PROBLEM TO SOLVE:
Please retype the entries exactly as they stand, leaving out any pictures.

START INFORMATION SUPPLIED

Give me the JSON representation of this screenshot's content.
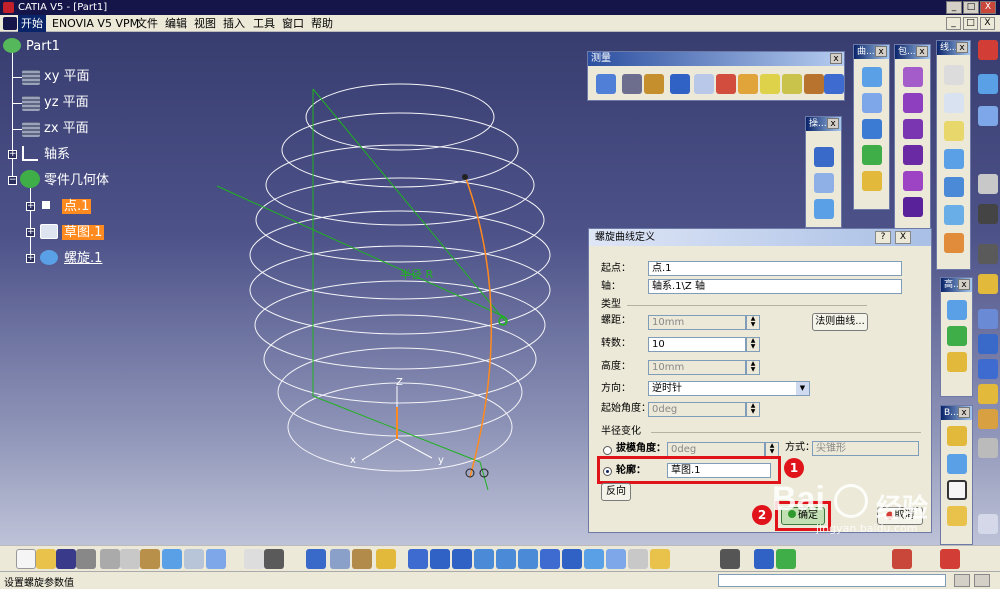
{
  "window": {
    "title": "CATIA V5 - [Part1]",
    "min": "_",
    "max": "□",
    "close": "X"
  },
  "menu": {
    "items": [
      "开始",
      "ENOVIA V5 VPM",
      "文件",
      "编辑",
      "视图",
      "插入",
      "工具",
      "窗口",
      "帮助"
    ],
    "right_buttons": [
      "_",
      "□",
      "X"
    ]
  },
  "tree": {
    "root": "Part1",
    "planes": [
      "xy 平面",
      "yz 平面",
      "zx 平面"
    ],
    "axis_system": "轴系",
    "body": "零件几何体",
    "children": [
      "点.1",
      "草图.1",
      "螺旋.1"
    ]
  },
  "toolbars": {
    "measure": "测量",
    "curves": "曲...",
    "surfaces": "包...",
    "wireframe": "线...",
    "operations": "操...",
    "advanced": "高...",
    "b": "B..."
  },
  "canvas": {
    "helix_label": "半径 R",
    "axis_z": "Z",
    "axis_x": "x",
    "axis_y": "y"
  },
  "dialog": {
    "title": "螺旋曲线定义",
    "help_btn": "?",
    "close_btn": "X",
    "start_label": "起点：",
    "start_value": "点.1",
    "axis_label": "轴：",
    "axis_value": "轴系.1\\Z 轴",
    "type_title": "类型",
    "pitch_label": "螺距：",
    "pitch_value": "10mm",
    "law_button": "法则曲线...",
    "turns_label": "转数：",
    "turns_value": "10",
    "height_label": "高度：",
    "height_value": "10mm",
    "orientation_label": "方向：",
    "orientation_value": "逆时针",
    "start_angle_label": "起始角度：",
    "start_angle_value": "0deg",
    "radius_title": "半径变化",
    "taper_label": "拔模角度：",
    "taper_value": "0deg",
    "way_label": "方式：",
    "way_value": "尖锥形",
    "profile_label": "轮廓：",
    "profile_value": "草图.1",
    "reverse_button": "反向",
    "ok_button": "确定",
    "cancel_button": "取消",
    "marker1": "1",
    "marker2": "2"
  },
  "status": {
    "text": "设置螺旋参数值"
  },
  "watermark": {
    "brand": "Bai",
    "cn": "经验",
    "url": "jingyan.baidu.com"
  },
  "colors": {
    "accent": "#ff8a1f",
    "mark": "#e0131a",
    "title": "#15154a"
  }
}
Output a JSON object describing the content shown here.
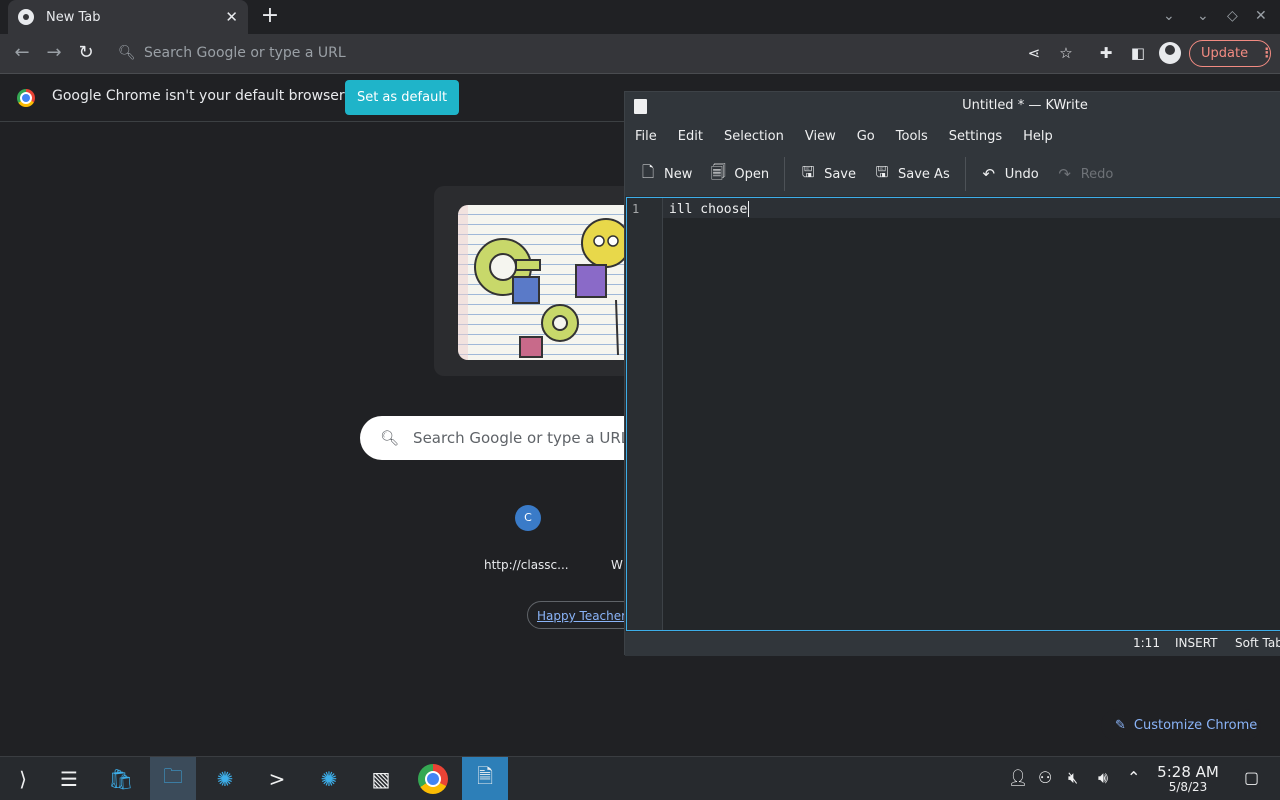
{
  "browser": {
    "tab_title": "New Tab",
    "omnibox_placeholder": "Search Google or type a URL",
    "update_label": "Update",
    "infobar_text": "Google Chrome isn't your default browser",
    "set_default_label": "Set as default"
  },
  "ntp": {
    "search_placeholder": "Search Google or type a URL",
    "tiles": [
      {
        "letter": "C",
        "label": "http://classc..."
      },
      {
        "label": "W"
      }
    ],
    "promo_link": "Happy Teacher A",
    "customize_label": "Customize Chrome"
  },
  "kwrite": {
    "title": "Untitled * — KWrite",
    "menu": [
      "File",
      "Edit",
      "Selection",
      "View",
      "Go",
      "Tools",
      "Settings",
      "Help"
    ],
    "toolbar": {
      "new": "New",
      "open": "Open",
      "save": "Save",
      "save_as": "Save As",
      "undo": "Undo",
      "redo": "Redo"
    },
    "line_number": "1",
    "text": "ill choose",
    "status": {
      "position": "1:11",
      "mode": "INSERT",
      "tabs": "Soft Tab"
    }
  },
  "taskbar": {
    "time": "5:28 AM",
    "date": "5/8/23"
  },
  "colors": {
    "accent": "#3daee9",
    "set_default_bg": "#1fb4c9",
    "update_border": "#f28b82",
    "link": "#8ab4f8"
  },
  "icons": [
    "back-icon",
    "forward-icon",
    "reload-icon",
    "share-icon",
    "star-icon",
    "extensions-icon",
    "sidepanel-icon",
    "profile-icon",
    "menu-dots-icon",
    "pencil-icon"
  ]
}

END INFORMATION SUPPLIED

SOLUTION BELOW:
Give me the JSON representation of this screenshot's content.
{
  "window": {
    "title": "CATIA V5 - [Part1]",
    "min": "_",
    "max": "□",
    "close": "X"
  },
  "menu": {
    "items": [
      "开始",
      "ENOVIA V5 VPM",
      "文件",
      "编辑",
      "视图",
      "插入",
      "工具",
      "窗口",
      "帮助"
    ],
    "right_buttons": [
      "_",
      "□",
      "X"
    ]
  },
  "tree": {
    "root": "Part1",
    "planes": [
      "xy 平面",
      "yz 平面",
      "zx 平面"
    ],
    "axis_system": "轴系",
    "body": "零件几何体",
    "children": [
      "点.1",
      "草图.1",
      "螺旋.1"
    ]
  },
  "toolbars": {
    "measure": "测量",
    "curves": "曲...",
    "surfaces": "包...",
    "wireframe": "线...",
    "operations": "操...",
    "advanced": "高...",
    "b": "B..."
  },
  "canvas": {
    "helix_label": "半径 R",
    "axis_z": "Z",
    "axis_x": "x",
    "axis_y": "y"
  },
  "dialog": {
    "title": "螺旋曲线定义",
    "help_btn": "?",
    "close_btn": "X",
    "start_label": "起点：",
    "start_value": "点.1",
    "axis_label": "轴：",
    "axis_value": "轴系.1\\Z 轴",
    "type_title": "类型",
    "pitch_label": "螺距：",
    "pitch_value": "10mm",
    "law_button": "法则曲线...",
    "turns_label": "转数：",
    "turns_value": "10",
    "height_label": "高度：",
    "height_value": "10mm",
    "orientation_label": "方向：",
    "orientation_value": "逆时针",
    "start_angle_label": "起始角度：",
    "start_angle_value": "0deg",
    "radius_title": "半径变化",
    "taper_label": "拔模角度：",
    "taper_value": "0deg",
    "way_label": "方式：",
    "way_value": "尖锥形",
    "profile_label": "轮廓：",
    "profile_value": "草图.1",
    "reverse_button": "反向",
    "ok_button": "确定",
    "cancel_button": "取消",
    "marker1": "1",
    "marker2": "2"
  },
  "status": {
    "text": "设置螺旋参数值"
  },
  "watermark": {
    "brand": "Bai",
    "cn": "经验",
    "url": "jingyan.baidu.com"
  },
  "colors": {
    "accent": "#ff8a1f",
    "mark": "#e0131a",
    "title": "#15154a"
  }
}
Output a JSON object describing the content shown here.
{
  "browser": {
    "tab_title": "New Tab",
    "omnibox_placeholder": "Search Google or type a URL",
    "update_label": "Update",
    "infobar_text": "Google Chrome isn't your default browser",
    "set_default_label": "Set as default"
  },
  "ntp": {
    "search_placeholder": "Search Google or type a URL",
    "tiles": [
      {
        "letter": "C",
        "label": "http://classc..."
      },
      {
        "label": "W"
      }
    ],
    "promo_link": "Happy Teacher A",
    "customize_label": "Customize Chrome"
  },
  "kwrite": {
    "title": "Untitled * — KWrite",
    "menu": [
      "File",
      "Edit",
      "Selection",
      "View",
      "Go",
      "Tools",
      "Settings",
      "Help"
    ],
    "toolbar": {
      "new": "New",
      "open": "Open",
      "save": "Save",
      "save_as": "Save As",
      "undo": "Undo",
      "redo": "Redo"
    },
    "line_number": "1",
    "text": "ill choose",
    "status": {
      "position": "1:11",
      "mode": "INSERT",
      "tabs": "Soft Tab"
    }
  },
  "taskbar": {
    "time": "5:28 AM",
    "date": "5/8/23"
  },
  "colors": {
    "accent": "#3daee9",
    "set_default_bg": "#1fb4c9",
    "update_border": "#f28b82",
    "link": "#8ab4f8"
  },
  "icons": [
    "back-icon",
    "forward-icon",
    "reload-icon",
    "share-icon",
    "star-icon",
    "extensions-icon",
    "sidepanel-icon",
    "profile-icon",
    "menu-dots-icon",
    "pencil-icon"
  ]
}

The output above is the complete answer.